• [Exercise goal] Each line of the data that mentions the string "acción" needs to be identified and copied.

• [Information supplied]

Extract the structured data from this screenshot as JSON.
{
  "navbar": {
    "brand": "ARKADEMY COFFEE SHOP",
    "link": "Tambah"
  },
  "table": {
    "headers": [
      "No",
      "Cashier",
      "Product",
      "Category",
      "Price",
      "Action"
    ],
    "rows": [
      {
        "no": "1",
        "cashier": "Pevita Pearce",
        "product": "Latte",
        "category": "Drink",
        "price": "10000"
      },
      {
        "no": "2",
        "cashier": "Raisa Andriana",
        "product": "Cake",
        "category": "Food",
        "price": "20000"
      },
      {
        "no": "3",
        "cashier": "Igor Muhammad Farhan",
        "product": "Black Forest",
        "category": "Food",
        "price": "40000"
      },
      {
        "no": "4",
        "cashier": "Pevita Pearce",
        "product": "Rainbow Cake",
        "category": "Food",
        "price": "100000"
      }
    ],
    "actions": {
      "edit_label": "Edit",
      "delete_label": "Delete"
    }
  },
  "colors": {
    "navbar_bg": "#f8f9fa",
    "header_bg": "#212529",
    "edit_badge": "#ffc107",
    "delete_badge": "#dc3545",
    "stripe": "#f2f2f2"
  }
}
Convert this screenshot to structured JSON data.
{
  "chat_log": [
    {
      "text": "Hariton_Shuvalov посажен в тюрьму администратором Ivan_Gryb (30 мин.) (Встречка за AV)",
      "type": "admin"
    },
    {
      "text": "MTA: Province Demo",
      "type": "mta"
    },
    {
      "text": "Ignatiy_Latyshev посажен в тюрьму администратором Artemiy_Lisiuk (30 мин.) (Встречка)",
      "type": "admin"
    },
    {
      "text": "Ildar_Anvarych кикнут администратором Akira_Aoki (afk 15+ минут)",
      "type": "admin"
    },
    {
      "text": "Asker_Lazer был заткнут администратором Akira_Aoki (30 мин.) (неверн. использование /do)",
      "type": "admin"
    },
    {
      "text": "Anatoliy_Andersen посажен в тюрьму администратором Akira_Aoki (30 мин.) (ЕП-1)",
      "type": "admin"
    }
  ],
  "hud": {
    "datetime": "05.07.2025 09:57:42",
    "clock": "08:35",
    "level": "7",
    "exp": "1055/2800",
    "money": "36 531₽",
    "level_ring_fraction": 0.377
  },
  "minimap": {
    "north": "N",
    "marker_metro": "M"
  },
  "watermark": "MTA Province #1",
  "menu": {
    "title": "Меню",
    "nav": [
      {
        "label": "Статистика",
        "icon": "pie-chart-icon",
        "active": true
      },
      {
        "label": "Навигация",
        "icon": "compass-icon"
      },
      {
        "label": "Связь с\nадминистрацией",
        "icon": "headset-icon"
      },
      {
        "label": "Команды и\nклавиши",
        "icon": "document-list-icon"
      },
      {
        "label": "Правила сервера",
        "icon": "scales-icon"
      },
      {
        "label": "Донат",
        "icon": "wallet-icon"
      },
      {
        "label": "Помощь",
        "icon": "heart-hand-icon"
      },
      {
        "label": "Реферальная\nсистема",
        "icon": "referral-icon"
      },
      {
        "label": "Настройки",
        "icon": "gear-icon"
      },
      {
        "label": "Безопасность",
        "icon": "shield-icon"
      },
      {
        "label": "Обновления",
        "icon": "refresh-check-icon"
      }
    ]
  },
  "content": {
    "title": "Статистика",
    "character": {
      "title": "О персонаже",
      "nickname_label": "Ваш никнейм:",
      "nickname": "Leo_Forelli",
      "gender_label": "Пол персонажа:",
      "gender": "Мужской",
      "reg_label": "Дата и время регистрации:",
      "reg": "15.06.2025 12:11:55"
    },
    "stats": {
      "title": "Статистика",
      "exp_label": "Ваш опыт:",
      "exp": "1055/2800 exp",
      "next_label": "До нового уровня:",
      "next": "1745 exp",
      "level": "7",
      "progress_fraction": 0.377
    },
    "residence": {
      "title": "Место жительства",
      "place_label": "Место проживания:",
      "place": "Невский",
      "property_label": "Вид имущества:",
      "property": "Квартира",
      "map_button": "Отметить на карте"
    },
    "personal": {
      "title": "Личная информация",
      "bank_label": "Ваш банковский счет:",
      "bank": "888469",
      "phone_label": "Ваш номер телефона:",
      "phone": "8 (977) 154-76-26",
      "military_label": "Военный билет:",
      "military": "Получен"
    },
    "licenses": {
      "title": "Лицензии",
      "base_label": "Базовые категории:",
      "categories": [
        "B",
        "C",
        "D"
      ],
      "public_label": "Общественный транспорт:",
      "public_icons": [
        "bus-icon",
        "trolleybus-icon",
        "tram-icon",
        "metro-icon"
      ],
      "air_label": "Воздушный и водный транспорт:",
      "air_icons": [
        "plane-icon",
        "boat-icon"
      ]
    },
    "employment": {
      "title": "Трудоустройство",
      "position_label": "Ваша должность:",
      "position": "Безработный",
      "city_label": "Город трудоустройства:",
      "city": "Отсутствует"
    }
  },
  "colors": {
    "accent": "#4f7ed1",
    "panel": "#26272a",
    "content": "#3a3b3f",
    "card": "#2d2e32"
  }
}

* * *

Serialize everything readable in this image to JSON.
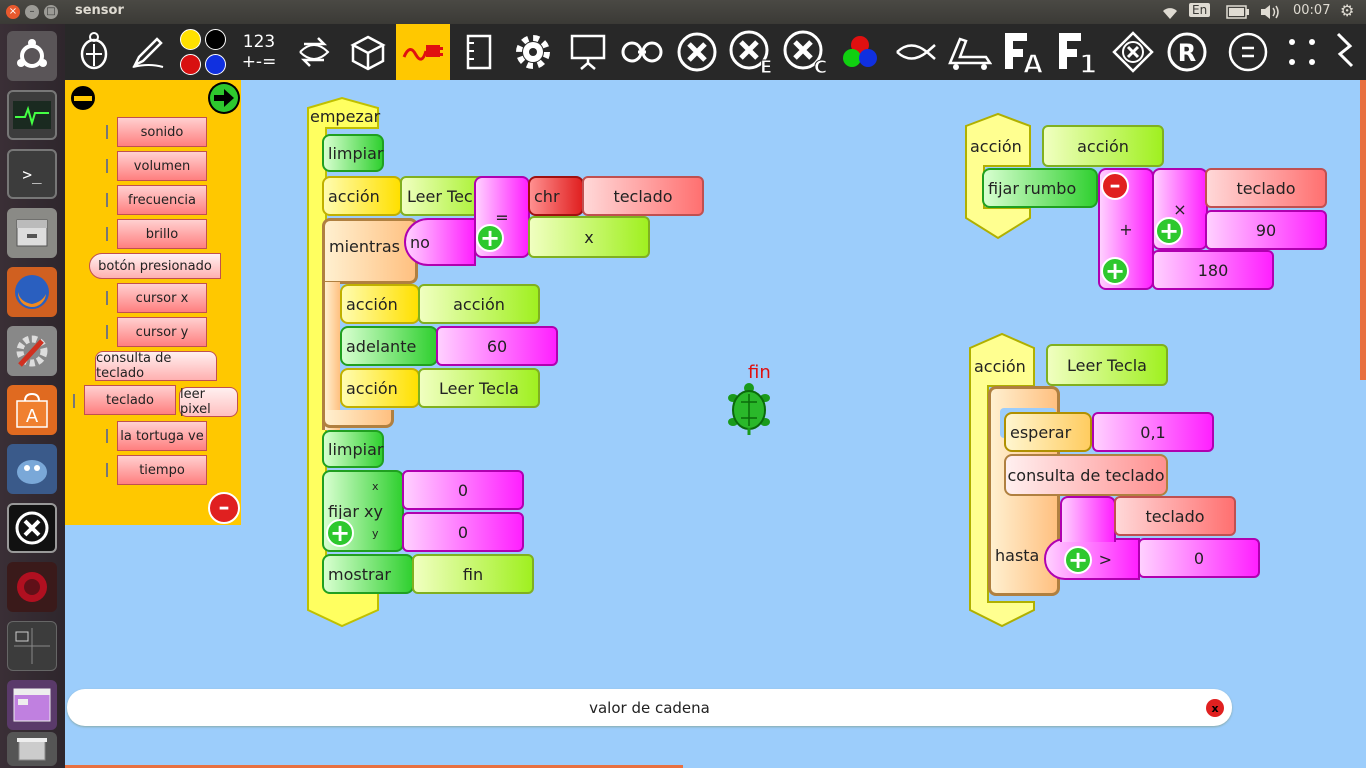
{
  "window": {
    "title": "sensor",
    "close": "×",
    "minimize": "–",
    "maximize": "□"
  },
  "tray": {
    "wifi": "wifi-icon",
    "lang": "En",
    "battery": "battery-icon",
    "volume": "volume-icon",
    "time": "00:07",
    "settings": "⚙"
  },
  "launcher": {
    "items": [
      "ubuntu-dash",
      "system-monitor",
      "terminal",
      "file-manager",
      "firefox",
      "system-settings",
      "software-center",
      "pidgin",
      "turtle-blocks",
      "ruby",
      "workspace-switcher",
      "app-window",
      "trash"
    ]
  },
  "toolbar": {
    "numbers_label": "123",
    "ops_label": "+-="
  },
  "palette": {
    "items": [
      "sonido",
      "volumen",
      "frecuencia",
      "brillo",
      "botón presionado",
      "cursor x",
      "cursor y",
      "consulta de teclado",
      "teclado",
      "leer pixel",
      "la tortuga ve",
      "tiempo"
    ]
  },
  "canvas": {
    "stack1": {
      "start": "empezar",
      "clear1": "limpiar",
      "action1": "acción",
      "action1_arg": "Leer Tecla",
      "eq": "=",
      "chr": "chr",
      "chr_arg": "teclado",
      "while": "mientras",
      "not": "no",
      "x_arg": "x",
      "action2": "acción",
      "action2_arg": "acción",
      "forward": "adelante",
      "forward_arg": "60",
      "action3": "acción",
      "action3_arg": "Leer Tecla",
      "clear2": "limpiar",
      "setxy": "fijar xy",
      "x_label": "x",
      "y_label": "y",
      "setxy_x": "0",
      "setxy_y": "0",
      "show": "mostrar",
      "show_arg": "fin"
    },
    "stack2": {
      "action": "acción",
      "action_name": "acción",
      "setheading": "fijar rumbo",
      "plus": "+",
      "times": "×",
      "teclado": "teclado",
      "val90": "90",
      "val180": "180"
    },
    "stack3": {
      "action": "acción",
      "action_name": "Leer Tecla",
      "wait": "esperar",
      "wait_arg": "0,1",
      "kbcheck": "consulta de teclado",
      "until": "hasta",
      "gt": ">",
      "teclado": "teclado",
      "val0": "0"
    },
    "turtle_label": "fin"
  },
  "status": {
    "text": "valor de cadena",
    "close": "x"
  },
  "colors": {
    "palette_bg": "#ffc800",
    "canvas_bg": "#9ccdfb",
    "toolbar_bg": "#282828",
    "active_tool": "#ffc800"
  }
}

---

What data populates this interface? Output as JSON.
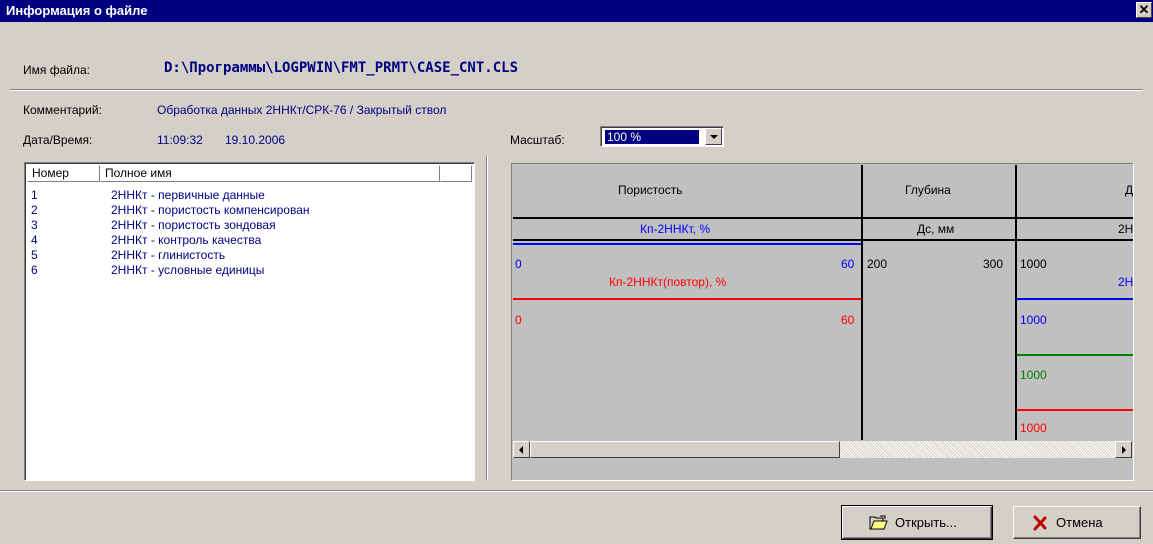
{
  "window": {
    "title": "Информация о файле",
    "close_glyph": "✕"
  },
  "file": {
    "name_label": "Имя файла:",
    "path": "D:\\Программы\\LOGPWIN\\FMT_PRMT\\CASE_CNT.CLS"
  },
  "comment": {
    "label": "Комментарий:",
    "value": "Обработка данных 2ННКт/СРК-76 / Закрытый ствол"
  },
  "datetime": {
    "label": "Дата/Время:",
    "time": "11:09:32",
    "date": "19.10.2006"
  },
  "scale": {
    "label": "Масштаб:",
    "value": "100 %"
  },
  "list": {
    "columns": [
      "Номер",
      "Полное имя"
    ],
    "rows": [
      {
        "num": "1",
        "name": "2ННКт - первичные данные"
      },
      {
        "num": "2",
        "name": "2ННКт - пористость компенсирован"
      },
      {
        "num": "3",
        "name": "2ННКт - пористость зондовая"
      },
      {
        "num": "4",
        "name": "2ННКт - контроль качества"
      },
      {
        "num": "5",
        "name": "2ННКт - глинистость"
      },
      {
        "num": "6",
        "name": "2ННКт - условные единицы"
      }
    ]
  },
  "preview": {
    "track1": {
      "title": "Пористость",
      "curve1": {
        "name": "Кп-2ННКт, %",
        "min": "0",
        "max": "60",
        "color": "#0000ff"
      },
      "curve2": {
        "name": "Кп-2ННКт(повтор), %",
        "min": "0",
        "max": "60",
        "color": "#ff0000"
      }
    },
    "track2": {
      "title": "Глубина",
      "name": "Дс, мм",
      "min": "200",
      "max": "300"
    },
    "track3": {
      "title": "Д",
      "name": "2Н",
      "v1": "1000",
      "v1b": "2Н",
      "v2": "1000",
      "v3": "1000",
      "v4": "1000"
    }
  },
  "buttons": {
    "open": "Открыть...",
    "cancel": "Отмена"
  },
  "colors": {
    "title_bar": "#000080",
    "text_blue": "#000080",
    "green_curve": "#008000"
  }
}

• [Response below]
      "action1": "acción",
      "action2": "acción",
      "action2_arg": "acción",
      "action3": "acción",
      "action": "acción",
      "action_name": "acción",
      "action": "acción",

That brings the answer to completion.